What the task requires:
Return the full listing character for character, without its pictures.

►

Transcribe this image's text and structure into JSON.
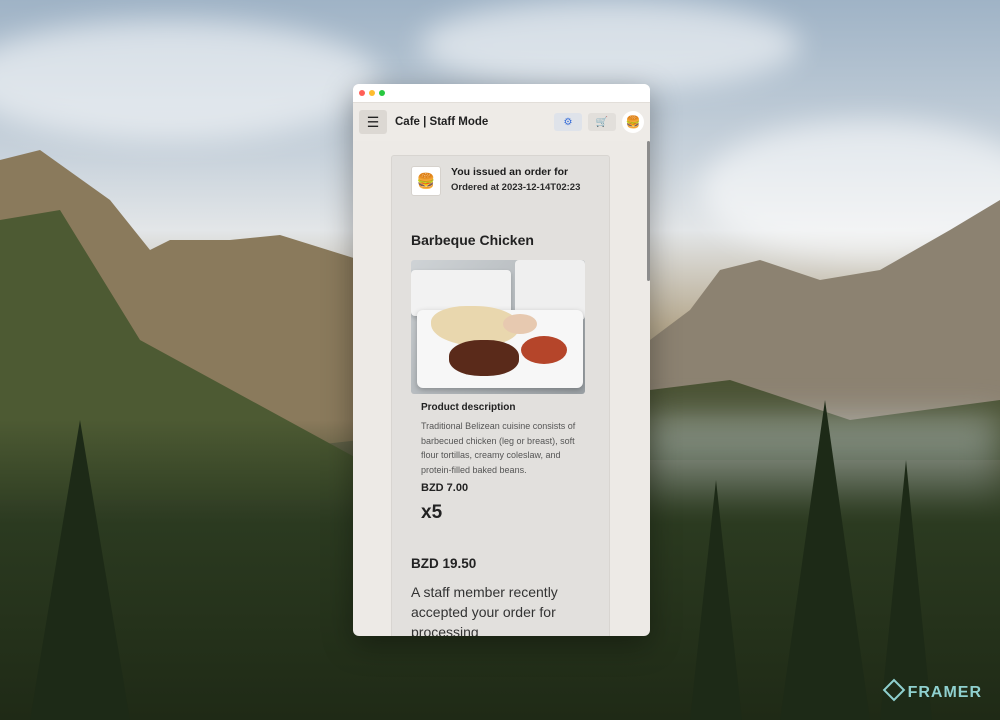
{
  "app": {
    "title": "Cafe | Staff Mode",
    "menu_icon": "hamburger-menu-icon",
    "actions": [
      {
        "name": "settings-gears-icon",
        "glyph": "⚙"
      },
      {
        "name": "cart-icon",
        "glyph": "🛒"
      }
    ],
    "avatar_icon": "burger-icon",
    "avatar_glyph": "🍔"
  },
  "window_controls": {
    "colors": [
      "#ff5f57",
      "#febc2e",
      "#28c840"
    ]
  },
  "order": {
    "notice_title": "You  issued an order for",
    "notice_time": "Ordered at 2023-12-14T02:23",
    "notice_icon": "🍔",
    "product_name": "Barbeque Chicken",
    "description_heading": "Product description",
    "description": "Traditional Belizean cuisine consists of barbecued chicken (leg or breast), soft flour tortillas, creamy coleslaw, and protein-filled baked beans.",
    "unit_price": "BZD 7.00",
    "quantity": "x5",
    "total": "BZD 19.50",
    "status_message": "A staff member recently accepted your order for processing"
  },
  "brand": {
    "watermark": "FRAMER"
  }
}
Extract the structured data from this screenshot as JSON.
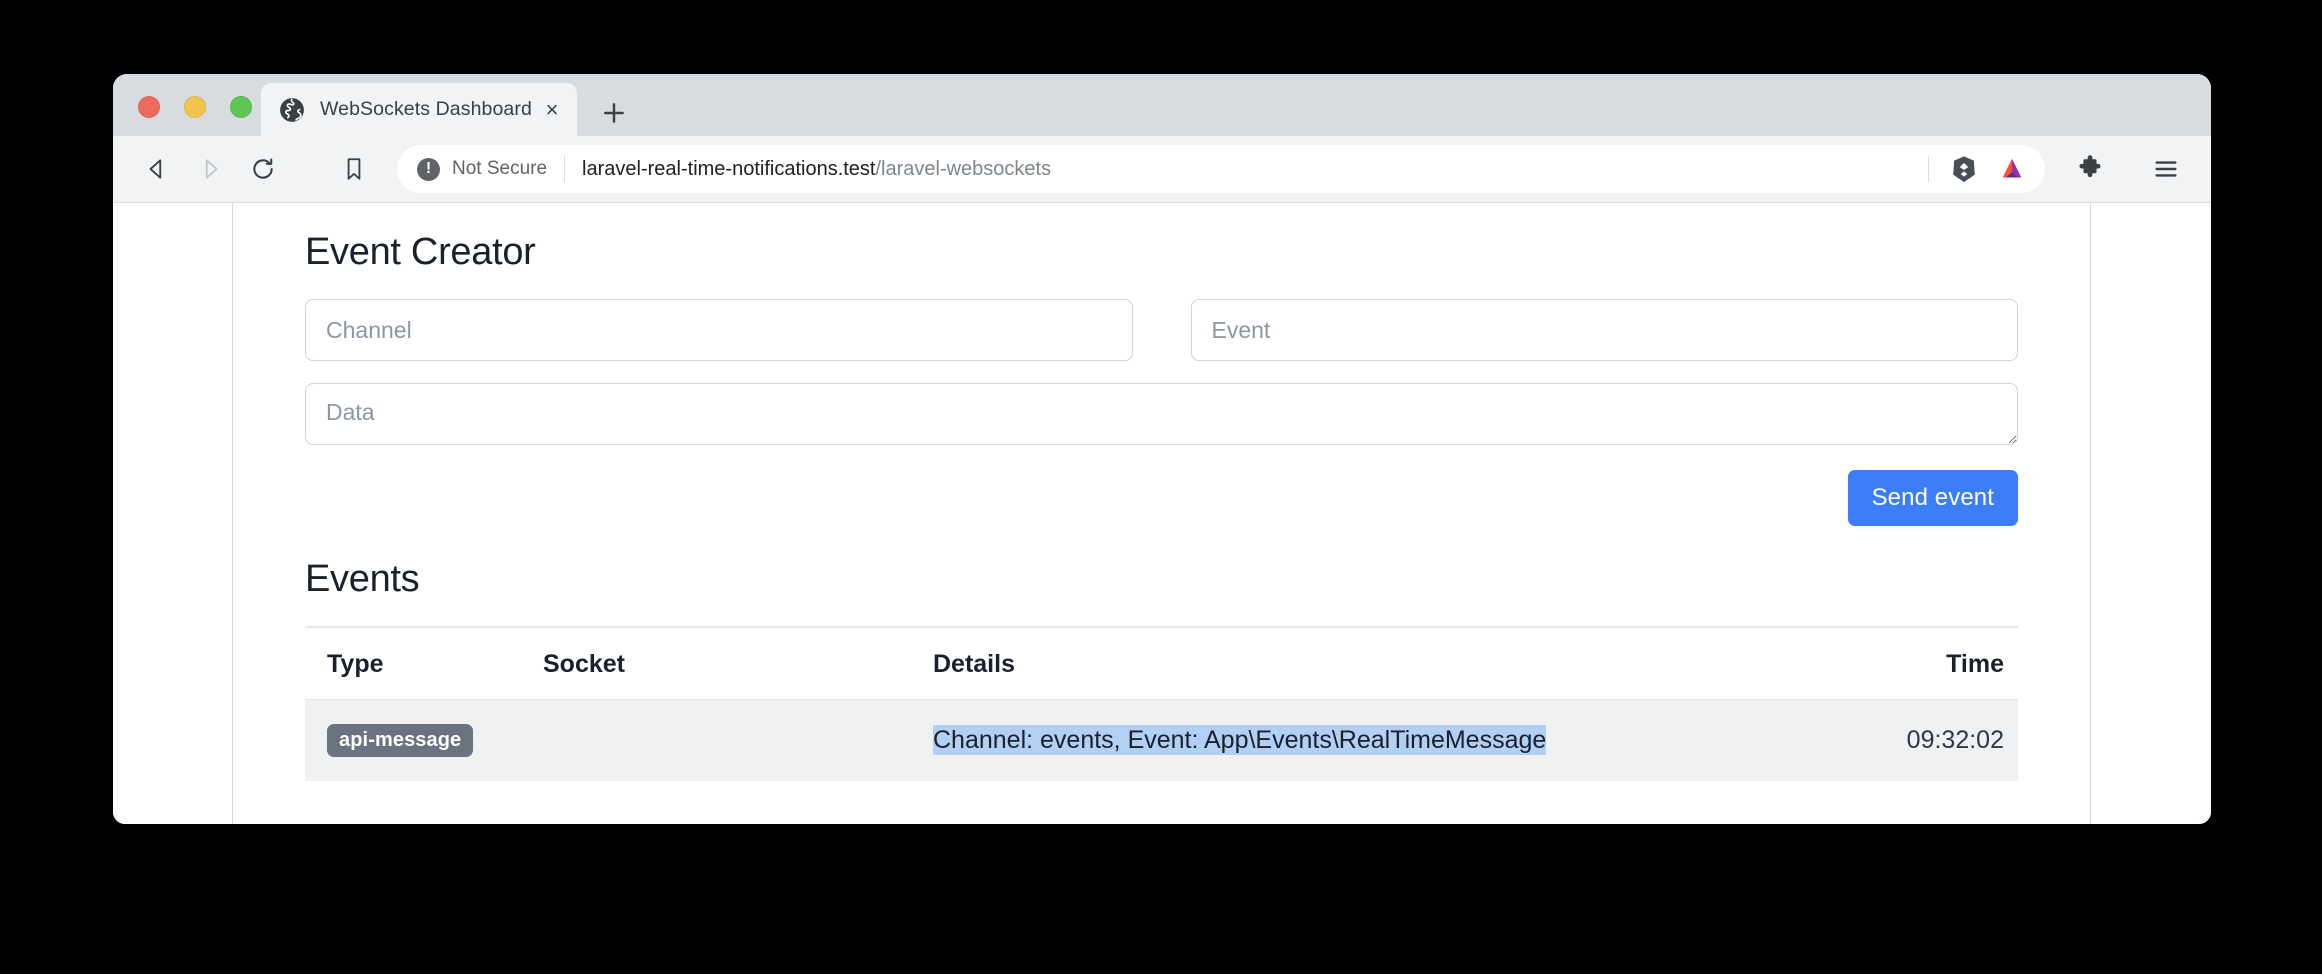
{
  "browser": {
    "window_controls": [
      {
        "name": "close",
        "color": "#ec6a5e"
      },
      {
        "name": "minimize",
        "color": "#f3c34e"
      },
      {
        "name": "maximize",
        "color": "#61c554"
      }
    ],
    "tab": {
      "title": "WebSockets Dashboard",
      "favicon": "globe-icon",
      "close_label": "×"
    },
    "new_tab_label": "+",
    "nav": {
      "back_icon": "back-arrow-icon",
      "forward_icon": "forward-arrow-icon",
      "reload_icon": "reload-icon",
      "bookmark_icon": "bookmark-icon"
    },
    "omnibox": {
      "security_badge": "Not Secure",
      "security_icon": "warning-circle-icon",
      "url_host": "laravel-real-time-notifications.test",
      "url_path": "/laravel-websockets",
      "brave_shields_icon": "brave-lion-icon",
      "bat_icon": "bat-triangle-icon"
    },
    "toolbar_right": {
      "extensions_icon": "puzzle-piece-icon",
      "menu_icon": "hamburger-menu-icon"
    }
  },
  "page": {
    "event_creator": {
      "heading": "Event Creator",
      "channel_placeholder": "Channel",
      "channel_value": "",
      "event_placeholder": "Event",
      "event_value": "",
      "data_placeholder": "Data",
      "data_value": "",
      "send_button_label": "Send event",
      "send_button_color": "#3b7ef7"
    },
    "events": {
      "heading": "Events",
      "columns": [
        "Type",
        "Socket",
        "Details",
        "Time"
      ],
      "rows": [
        {
          "type": "api-message",
          "type_badge_color": "#6b7280",
          "socket": "",
          "details": "Channel: events, Event: App\\Events\\RealTimeMessage",
          "details_selected": true,
          "time": "09:32:02"
        }
      ]
    }
  }
}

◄

Reply to the task:
Transcribe this image's text and structure into JSON.
{
  "app": {
    "title": "Cafe | Staff Mode",
    "menu_icon": "hamburger-menu-icon",
    "actions": [
      {
        "name": "settings-gears-icon",
        "glyph": "⚙"
      },
      {
        "name": "cart-icon",
        "glyph": "🛒"
      }
    ],
    "avatar_icon": "burger-icon",
    "avatar_glyph": "🍔"
  },
  "window_controls": {
    "colors": [
      "#ff5f57",
      "#febc2e",
      "#28c840"
    ]
  },
  "order": {
    "notice_title": "You  issued an order for",
    "notice_time": "Ordered at 2023-12-14T02:23",
    "notice_icon": "🍔",
    "product_name": "Barbeque Chicken",
    "description_heading": "Product description",
    "description": "Traditional Belizean cuisine consists of barbecued chicken (leg or breast), soft flour tortillas, creamy coleslaw, and protein-filled baked beans.",
    "unit_price": "BZD 7.00",
    "quantity": "x5",
    "total": "BZD 19.50",
    "status_message": "A staff member recently accepted your order for processing"
  },
  "brand": {
    "watermark": "FRAMER"
  }
}
Extract the structured data from this screenshot as JSON.
{
  "browser": {
    "window_controls": [
      {
        "name": "close",
        "color": "#ec6a5e"
      },
      {
        "name": "minimize",
        "color": "#f3c34e"
      },
      {
        "name": "maximize",
        "color": "#61c554"
      }
    ],
    "tab": {
      "title": "WebSockets Dashboard",
      "favicon": "globe-icon",
      "close_label": "×"
    },
    "new_tab_label": "+",
    "nav": {
      "back_icon": "back-arrow-icon",
      "forward_icon": "forward-arrow-icon",
      "reload_icon": "reload-icon",
      "bookmark_icon": "bookmark-icon"
    },
    "omnibox": {
      "security_badge": "Not Secure",
      "security_icon": "warning-circle-icon",
      "url_host": "laravel-real-time-notifications.test",
      "url_path": "/laravel-websockets",
      "brave_shields_icon": "brave-lion-icon",
      "bat_icon": "bat-triangle-icon"
    },
    "toolbar_right": {
      "extensions_icon": "puzzle-piece-icon",
      "menu_icon": "hamburger-menu-icon"
    }
  },
  "page": {
    "event_creator": {
      "heading": "Event Creator",
      "channel_placeholder": "Channel",
      "channel_value": "",
      "event_placeholder": "Event",
      "event_value": "",
      "data_placeholder": "Data",
      "data_value": "",
      "send_button_label": "Send event",
      "send_button_color": "#3b7ef7"
    },
    "events": {
      "heading": "Events",
      "columns": [
        "Type",
        "Socket",
        "Details",
        "Time"
      ],
      "rows": [
        {
          "type": "api-message",
          "type_badge_color": "#6b7280",
          "socket": "",
          "details": "Channel: events, Event: App\\Events\\RealTimeMessage",
          "details_selected": true,
          "time": "09:32:02"
        }
      ]
    }
  }
}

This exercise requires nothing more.